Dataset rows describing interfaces
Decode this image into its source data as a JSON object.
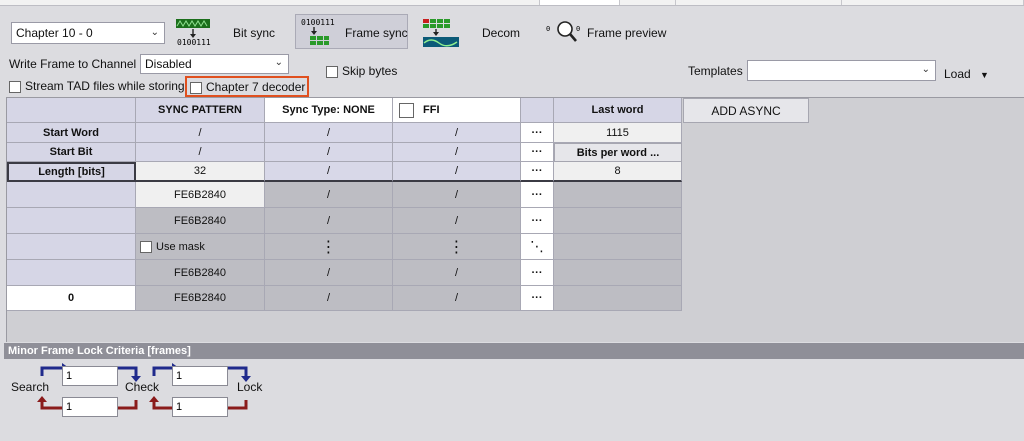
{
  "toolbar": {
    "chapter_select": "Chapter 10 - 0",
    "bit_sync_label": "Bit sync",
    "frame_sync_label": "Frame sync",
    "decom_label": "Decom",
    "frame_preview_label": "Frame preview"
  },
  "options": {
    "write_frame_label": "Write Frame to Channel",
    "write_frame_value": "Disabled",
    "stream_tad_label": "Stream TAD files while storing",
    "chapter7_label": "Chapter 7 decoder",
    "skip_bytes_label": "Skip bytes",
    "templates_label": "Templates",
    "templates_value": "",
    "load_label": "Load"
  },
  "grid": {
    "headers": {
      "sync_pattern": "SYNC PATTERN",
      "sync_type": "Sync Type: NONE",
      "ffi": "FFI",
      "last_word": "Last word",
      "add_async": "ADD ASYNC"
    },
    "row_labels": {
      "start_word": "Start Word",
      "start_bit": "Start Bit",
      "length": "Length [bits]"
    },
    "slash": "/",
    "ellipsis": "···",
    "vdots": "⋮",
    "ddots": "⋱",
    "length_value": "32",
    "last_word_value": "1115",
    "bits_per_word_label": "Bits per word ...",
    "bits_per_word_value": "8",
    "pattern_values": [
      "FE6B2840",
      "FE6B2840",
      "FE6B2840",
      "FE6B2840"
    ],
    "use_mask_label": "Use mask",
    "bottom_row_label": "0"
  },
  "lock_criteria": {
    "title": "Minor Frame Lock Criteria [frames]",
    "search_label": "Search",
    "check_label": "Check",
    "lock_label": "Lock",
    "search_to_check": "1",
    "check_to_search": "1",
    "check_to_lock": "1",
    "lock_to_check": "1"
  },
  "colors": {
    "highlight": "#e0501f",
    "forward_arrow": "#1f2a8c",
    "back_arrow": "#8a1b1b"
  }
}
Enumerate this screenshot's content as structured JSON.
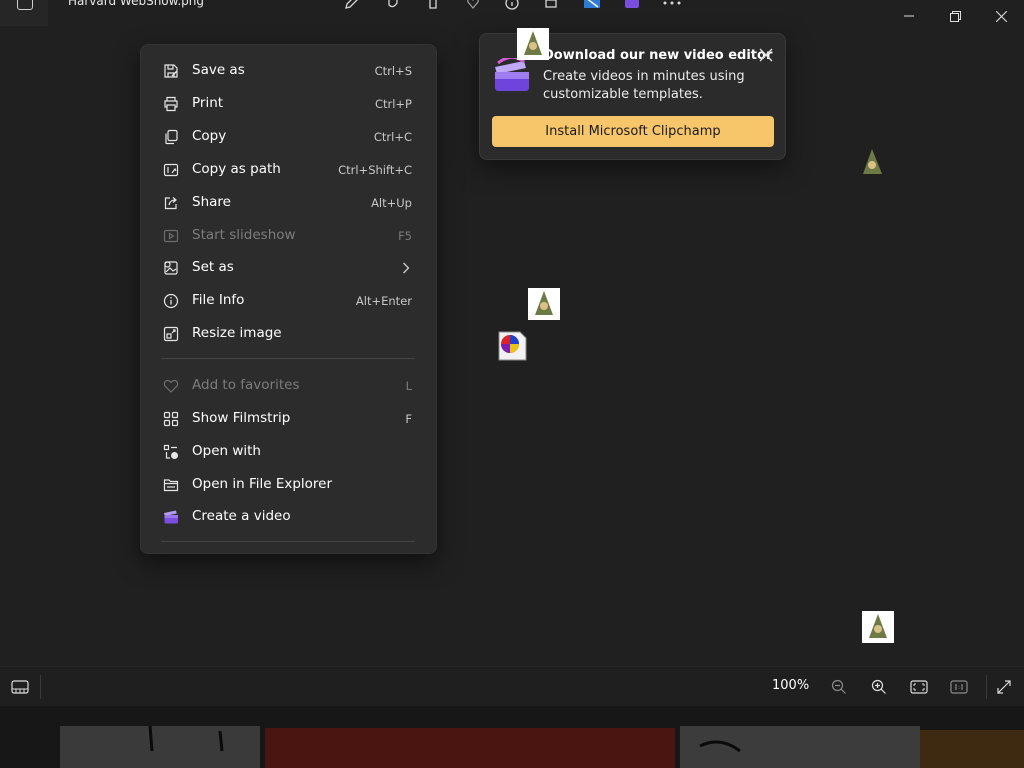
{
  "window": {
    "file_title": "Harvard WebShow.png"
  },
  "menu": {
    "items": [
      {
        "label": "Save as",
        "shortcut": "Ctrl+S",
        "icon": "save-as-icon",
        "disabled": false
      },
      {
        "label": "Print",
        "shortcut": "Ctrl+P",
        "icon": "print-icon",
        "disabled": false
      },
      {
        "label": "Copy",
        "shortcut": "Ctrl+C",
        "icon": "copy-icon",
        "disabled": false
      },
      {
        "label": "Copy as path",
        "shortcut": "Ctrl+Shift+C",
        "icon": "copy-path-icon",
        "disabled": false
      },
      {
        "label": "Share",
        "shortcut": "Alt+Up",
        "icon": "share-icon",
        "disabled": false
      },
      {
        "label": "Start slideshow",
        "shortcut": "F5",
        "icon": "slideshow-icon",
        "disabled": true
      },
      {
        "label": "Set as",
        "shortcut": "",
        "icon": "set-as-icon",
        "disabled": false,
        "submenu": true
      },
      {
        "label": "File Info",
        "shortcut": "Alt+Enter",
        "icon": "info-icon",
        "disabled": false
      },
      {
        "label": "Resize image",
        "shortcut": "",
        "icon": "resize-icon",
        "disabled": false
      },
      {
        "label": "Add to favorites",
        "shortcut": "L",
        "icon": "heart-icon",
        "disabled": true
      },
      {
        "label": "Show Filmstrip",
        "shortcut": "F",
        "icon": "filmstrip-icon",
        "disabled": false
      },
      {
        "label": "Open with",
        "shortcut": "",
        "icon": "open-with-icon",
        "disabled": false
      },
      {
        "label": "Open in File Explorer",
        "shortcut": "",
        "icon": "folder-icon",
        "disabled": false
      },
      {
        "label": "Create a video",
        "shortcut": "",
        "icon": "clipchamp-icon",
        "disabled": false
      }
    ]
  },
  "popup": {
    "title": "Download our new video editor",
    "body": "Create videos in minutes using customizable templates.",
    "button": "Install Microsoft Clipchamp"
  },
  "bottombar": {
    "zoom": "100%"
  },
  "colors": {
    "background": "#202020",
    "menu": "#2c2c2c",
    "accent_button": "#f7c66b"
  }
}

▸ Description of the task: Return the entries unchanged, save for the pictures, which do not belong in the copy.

▸ Output for this task:
Decode this image into its source data as a JSON object.
{
  "toolbar": {
    "chapter_select": "Chapter 10 - 0",
    "bit_sync_label": "Bit sync",
    "frame_sync_label": "Frame sync",
    "decom_label": "Decom",
    "frame_preview_label": "Frame preview"
  },
  "options": {
    "write_frame_label": "Write Frame to Channel",
    "write_frame_value": "Disabled",
    "stream_tad_label": "Stream TAD files while storing",
    "chapter7_label": "Chapter 7 decoder",
    "skip_bytes_label": "Skip bytes",
    "templates_label": "Templates",
    "templates_value": "",
    "load_label": "Load"
  },
  "grid": {
    "headers": {
      "sync_pattern": "SYNC PATTERN",
      "sync_type": "Sync Type: NONE",
      "ffi": "FFI",
      "last_word": "Last word",
      "add_async": "ADD ASYNC"
    },
    "row_labels": {
      "start_word": "Start Word",
      "start_bit": "Start Bit",
      "length": "Length [bits]"
    },
    "slash": "/",
    "ellipsis": "···",
    "vdots": "⋮",
    "ddots": "⋱",
    "length_value": "32",
    "last_word_value": "1115",
    "bits_per_word_label": "Bits per word ...",
    "bits_per_word_value": "8",
    "pattern_values": [
      "FE6B2840",
      "FE6B2840",
      "FE6B2840",
      "FE6B2840"
    ],
    "use_mask_label": "Use mask",
    "bottom_row_label": "0"
  },
  "lock_criteria": {
    "title": "Minor Frame Lock Criteria [frames]",
    "search_label": "Search",
    "check_label": "Check",
    "lock_label": "Lock",
    "search_to_check": "1",
    "check_to_search": "1",
    "check_to_lock": "1",
    "lock_to_check": "1"
  },
  "colors": {
    "highlight": "#e0501f",
    "forward_arrow": "#1f2a8c",
    "back_arrow": "#8a1b1b"
  }
}
Enumerate this screenshot's content as structured JSON.
{
  "window": {
    "file_title": "Harvard WebShow.png"
  },
  "menu": {
    "items": [
      {
        "label": "Save as",
        "shortcut": "Ctrl+S",
        "icon": "save-as-icon",
        "disabled": false
      },
      {
        "label": "Print",
        "shortcut": "Ctrl+P",
        "icon": "print-icon",
        "disabled": false
      },
      {
        "label": "Copy",
        "shortcut": "Ctrl+C",
        "icon": "copy-icon",
        "disabled": false
      },
      {
        "label": "Copy as path",
        "shortcut": "Ctrl+Shift+C",
        "icon": "copy-path-icon",
        "disabled": false
      },
      {
        "label": "Share",
        "shortcut": "Alt+Up",
        "icon": "share-icon",
        "disabled": false
      },
      {
        "label": "Start slideshow",
        "shortcut": "F5",
        "icon": "slideshow-icon",
        "disabled": true
      },
      {
        "label": "Set as",
        "shortcut": "",
        "icon": "set-as-icon",
        "disabled": false,
        "submenu": true
      },
      {
        "label": "File Info",
        "shortcut": "Alt+Enter",
        "icon": "info-icon",
        "disabled": false
      },
      {
        "label": "Resize image",
        "shortcut": "",
        "icon": "resize-icon",
        "disabled": false
      },
      {
        "label": "Add to favorites",
        "shortcut": "L",
        "icon": "heart-icon",
        "disabled": true
      },
      {
        "label": "Show Filmstrip",
        "shortcut": "F",
        "icon": "filmstrip-icon",
        "disabled": false
      },
      {
        "label": "Open with",
        "shortcut": "",
        "icon": "open-with-icon",
        "disabled": false
      },
      {
        "label": "Open in File Explorer",
        "shortcut": "",
        "icon": "folder-icon",
        "disabled": false
      },
      {
        "label": "Create a video",
        "shortcut": "",
        "icon": "clipchamp-icon",
        "disabled": false
      }
    ]
  },
  "popup": {
    "title": "Download our new video editor",
    "body": "Create videos in minutes using customizable templates.",
    "button": "Install Microsoft Clipchamp"
  },
  "bottombar": {
    "zoom": "100%"
  },
  "colors": {
    "background": "#202020",
    "menu": "#2c2c2c",
    "accent_button": "#f7c66b"
  }
}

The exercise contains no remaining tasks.